Dell EMC’s India R&D centre has emerged as the key player to its latest and powerful, 14th generation server. The product takes scalability, automation and security to next level.
B Rudramani, head of Dell India R&D, said about 25 of the 45 software programmes in the server were done out of the Bengaluru centre, and so also the final system testing with the hardware and software combined.
The server was launched globally on 12th July 2017, and is designed to cater to the cloud and the massively compute-intensive requirements of present-day data centres, emerging from applications such as artificial intelligence, machine learning, and data analytics.
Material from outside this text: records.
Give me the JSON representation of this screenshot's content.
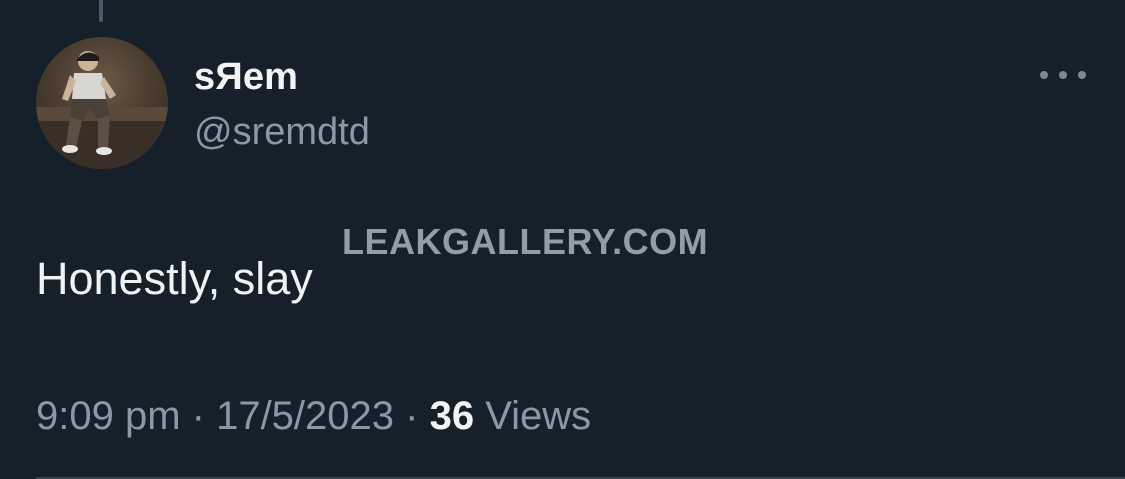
{
  "tweet": {
    "author": {
      "display_name": "sЯem",
      "handle": "@sremdtd",
      "avatar_icon": "profile-photo"
    },
    "text": "Honestly, slay",
    "time": "9:09 pm",
    "separator": " · ",
    "date": "17/5/2023",
    "views_count": "36",
    "views_label": " Views",
    "more_icon": "more-horizontal-icon"
  },
  "watermark": "LEAKGALLERY.COM",
  "colors": {
    "background": "#15202b",
    "primary_text": "#e7e9ea",
    "secondary_text": "#8b98a5"
  }
}
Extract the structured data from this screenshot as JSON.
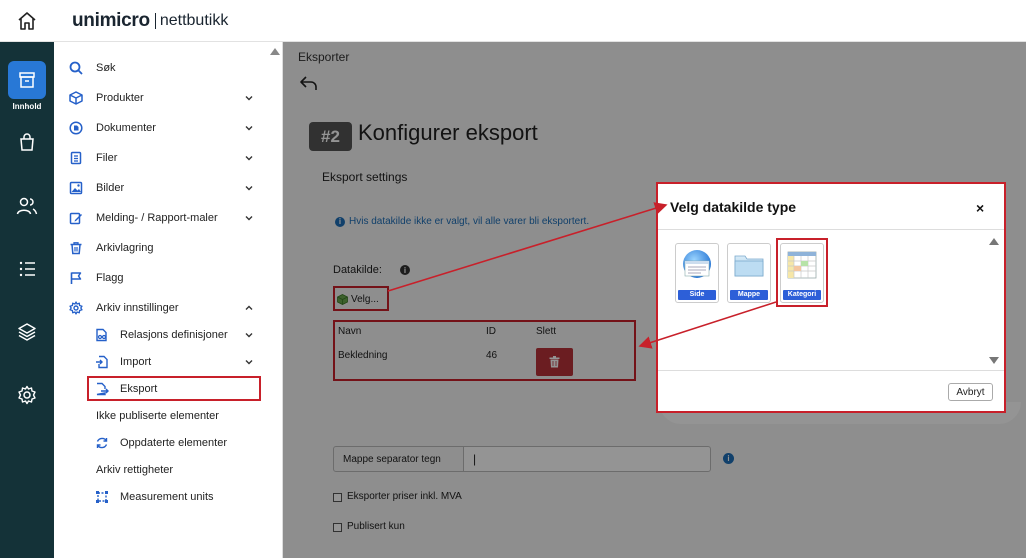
{
  "brand": {
    "name": "unimicro",
    "product": "nettbutikk"
  },
  "rail": {
    "active_label": "Innhold"
  },
  "sidenav": {
    "items": [
      {
        "label": "Søk"
      },
      {
        "label": "Produkter"
      },
      {
        "label": "Dokumenter"
      },
      {
        "label": "Filer"
      },
      {
        "label": "Bilder"
      },
      {
        "label": "Melding- / Rapport-maler"
      },
      {
        "label": "Arkivlagring"
      },
      {
        "label": "Flagg"
      },
      {
        "label": "Arkiv innstillinger"
      }
    ],
    "sub_items": [
      {
        "label": "Relasjons definisjoner"
      },
      {
        "label": "Import"
      },
      {
        "label": "Eksport"
      },
      {
        "label": "Ikke publiserte elementer"
      },
      {
        "label": "Oppdaterte elementer"
      },
      {
        "label": "Arkiv rettigheter"
      },
      {
        "label": "Measurement units"
      }
    ]
  },
  "main": {
    "breadcrumb": "Eksporter",
    "step": "#2",
    "title": "Konfigurer eksport",
    "section_title": "Eksport settings",
    "info_text": "Hvis datakilde ikke er valgt, vil alle varer bli eksportert.",
    "datasource_label": "Datakilde:",
    "velg_label": "Velg...",
    "table": {
      "headers": [
        "Navn",
        "ID",
        "Slett"
      ],
      "rows": [
        {
          "navn": "Bekledning",
          "id": "46"
        }
      ]
    },
    "separator_label": "Mappe separator tegn",
    "separator_value": "|",
    "checkbox_prices": "Eksporter priser inkl. MVA",
    "checkbox_published": "Publisert kun"
  },
  "dialog": {
    "title": "Velg datakilde type",
    "close": "×",
    "tiles": [
      {
        "label": "Side"
      },
      {
        "label": "Mappe"
      },
      {
        "label": "Kategori"
      }
    ],
    "cancel": "Avbryt"
  },
  "colors": {
    "accent": "#2878d6",
    "rail": "#143238",
    "highlight": "#c8202a",
    "danger": "#b8323a"
  }
}
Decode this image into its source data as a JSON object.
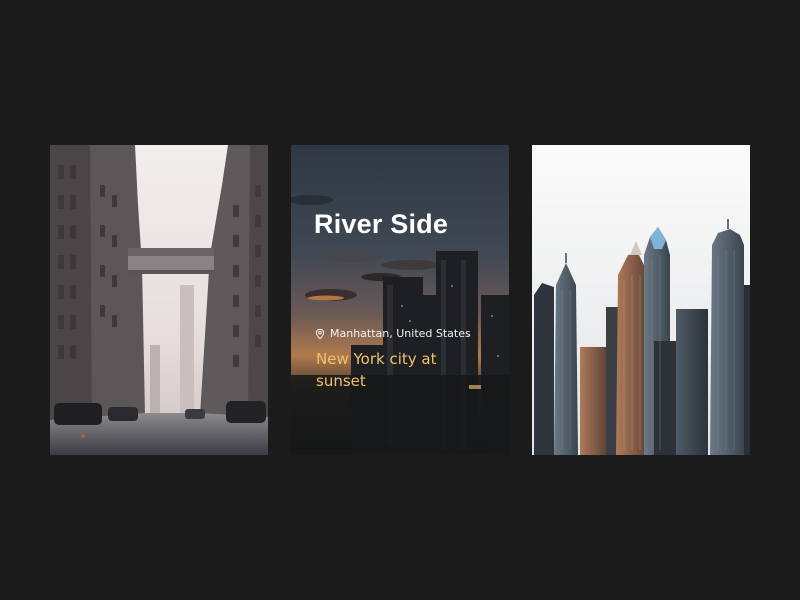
{
  "gallery": {
    "cards": [
      {
        "image": "city-street-skybridge-photo"
      },
      {
        "image": "new-york-sunset-skyline-photo",
        "title": "River Side",
        "location_icon": "map-pin-icon",
        "location": "Manhattan, United States",
        "subtitle": "New York city at sunset"
      },
      {
        "image": "skyscrapers-overcast-photo"
      }
    ],
    "colors": {
      "background": "#1b1b1b",
      "title": "#ffffff",
      "subtitle_accent": "#f2c26b"
    }
  }
}
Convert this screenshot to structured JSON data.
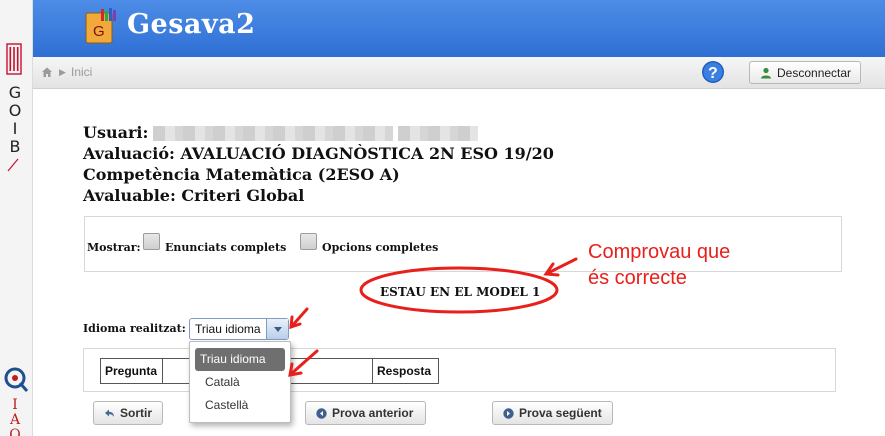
{
  "sidebar": {
    "goib_letters": [
      "G",
      "O",
      "I",
      "B"
    ],
    "iaq_letters": [
      "I",
      "A",
      "Q"
    ]
  },
  "header": {
    "app_icon_letter": "G",
    "title": "Gesava2"
  },
  "navbar": {
    "breadcrumb_home": "Inici",
    "disconnect_label": "Desconnectar"
  },
  "info": {
    "usuari_label": "Usuari:",
    "avaluacio": "Avaluació: AVALUACIÓ DIAGNÒSTICA 2N ESO 19/20",
    "competencia": "Competència Matemàtica (2ESO A)",
    "avaluable": "Avaluable: Criteri Global"
  },
  "options": {
    "mostrar_label": "Mostrar:",
    "enunciats_label": "Enunciats complets",
    "opcions_label": "Opcions completes"
  },
  "model_text": "ESTAU EN EL MODEL 1",
  "annotation": {
    "line1": "Comprovau que",
    "line2": "és correcte"
  },
  "idioma": {
    "label": "Idioma realitzat:",
    "selected": "Triau idioma",
    "options": [
      "Triau idioma",
      "Català",
      "Castellà"
    ]
  },
  "table": {
    "col_pregunta": "Pregunta",
    "col_resposta": "Resposta"
  },
  "buttons": {
    "sortir": "Sortir",
    "prova_anterior": "Prova anterior",
    "prova_seguent": "Prova següent"
  },
  "colors": {
    "header_blue": "#2f6fd4",
    "annotation_red": "#e8201c"
  }
}
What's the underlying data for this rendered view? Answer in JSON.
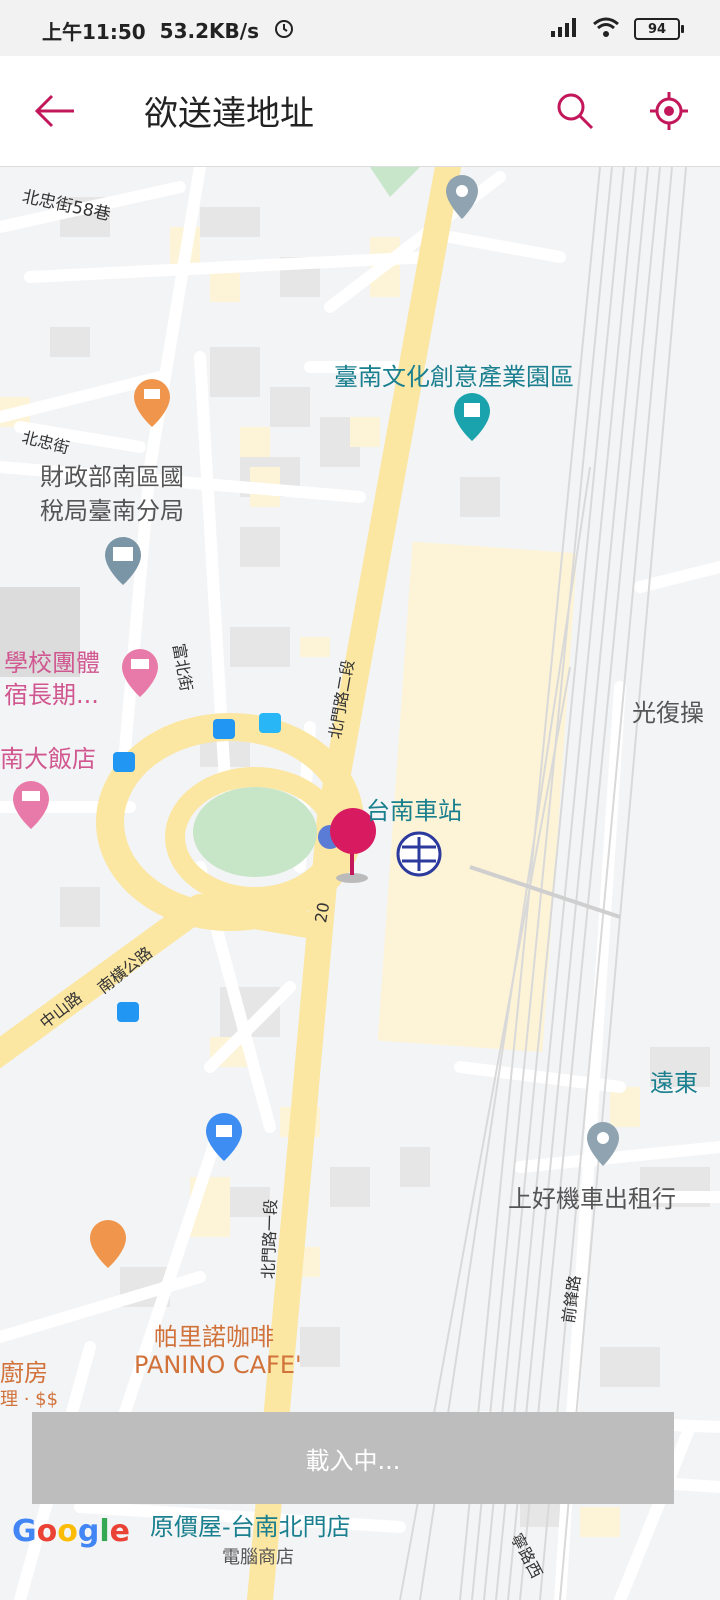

“India innovation drives Dell servers for the world,” Rudramani said. The India centre, started 15 years ago, is Dell’s second biggest in its global operations. The work on the 14th generation PowerEdge server began two-and-a half years ago. Rudramani said there was an India hand in each of the major aspects of the server – scalability, automation, and security.
“Engineers here were involved in the architecture, design, development, and even in getting the product out of the door,” he said. This, he said, led to a number of innovative ideas being recognized and filed as patents.
Compared to the 13th generation server, the new solution dramatically simplifies the ability to manage a multitude of servers, it brings power savings, and it increases security both at the hardware and system-level, Dell said. Manish Gupta, who leads the computer and networking group in Dell EMC India, said it reduces the cost for the same level of compute power.
He said this allows him to sell even to the mid-market, and not just enterprises. “Mid-market customers also are looking at new tech because data analytics is becoming crucial for them too,” he said.